What you have to do: Which lines of the data below include the string "this"? Return each of them.
—————
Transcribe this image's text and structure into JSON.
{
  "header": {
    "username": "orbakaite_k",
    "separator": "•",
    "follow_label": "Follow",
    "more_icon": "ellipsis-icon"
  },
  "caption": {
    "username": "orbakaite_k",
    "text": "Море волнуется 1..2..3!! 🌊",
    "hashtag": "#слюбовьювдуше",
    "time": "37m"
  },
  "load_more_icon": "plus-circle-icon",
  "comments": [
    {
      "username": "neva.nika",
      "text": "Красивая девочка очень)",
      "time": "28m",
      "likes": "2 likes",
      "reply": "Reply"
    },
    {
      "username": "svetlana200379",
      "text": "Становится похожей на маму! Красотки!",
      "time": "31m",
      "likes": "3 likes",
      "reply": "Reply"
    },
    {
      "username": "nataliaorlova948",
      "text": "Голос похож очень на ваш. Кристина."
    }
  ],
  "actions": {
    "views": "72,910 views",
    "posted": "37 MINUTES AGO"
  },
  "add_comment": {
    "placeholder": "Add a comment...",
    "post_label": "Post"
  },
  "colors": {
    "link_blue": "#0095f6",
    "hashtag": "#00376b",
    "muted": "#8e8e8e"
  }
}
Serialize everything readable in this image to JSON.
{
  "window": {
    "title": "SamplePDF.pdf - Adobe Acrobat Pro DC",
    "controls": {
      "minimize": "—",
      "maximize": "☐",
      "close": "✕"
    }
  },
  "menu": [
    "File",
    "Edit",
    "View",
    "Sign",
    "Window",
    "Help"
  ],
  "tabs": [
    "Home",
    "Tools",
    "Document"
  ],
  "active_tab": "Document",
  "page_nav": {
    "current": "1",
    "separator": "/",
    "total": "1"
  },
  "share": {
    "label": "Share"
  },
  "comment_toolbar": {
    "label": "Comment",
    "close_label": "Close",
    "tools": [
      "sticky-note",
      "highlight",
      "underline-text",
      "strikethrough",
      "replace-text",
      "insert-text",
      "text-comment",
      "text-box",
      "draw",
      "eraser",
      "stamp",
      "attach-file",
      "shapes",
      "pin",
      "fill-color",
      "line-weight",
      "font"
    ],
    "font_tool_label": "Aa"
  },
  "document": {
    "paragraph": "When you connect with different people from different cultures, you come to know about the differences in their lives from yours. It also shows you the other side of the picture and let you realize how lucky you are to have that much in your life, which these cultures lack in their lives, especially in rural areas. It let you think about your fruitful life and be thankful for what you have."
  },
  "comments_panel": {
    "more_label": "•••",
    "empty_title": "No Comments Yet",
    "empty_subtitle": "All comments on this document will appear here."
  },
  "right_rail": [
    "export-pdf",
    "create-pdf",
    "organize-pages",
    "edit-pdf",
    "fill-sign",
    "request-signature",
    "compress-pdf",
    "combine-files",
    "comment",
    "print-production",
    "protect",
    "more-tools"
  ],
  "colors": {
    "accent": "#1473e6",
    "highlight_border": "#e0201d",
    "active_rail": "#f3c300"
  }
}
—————
Completed task:
Transcribe this image's text and structure into JSON.
Serialize everything readable in this image to JSON.
    "empty_subtitle": "All comments on this document will appear here."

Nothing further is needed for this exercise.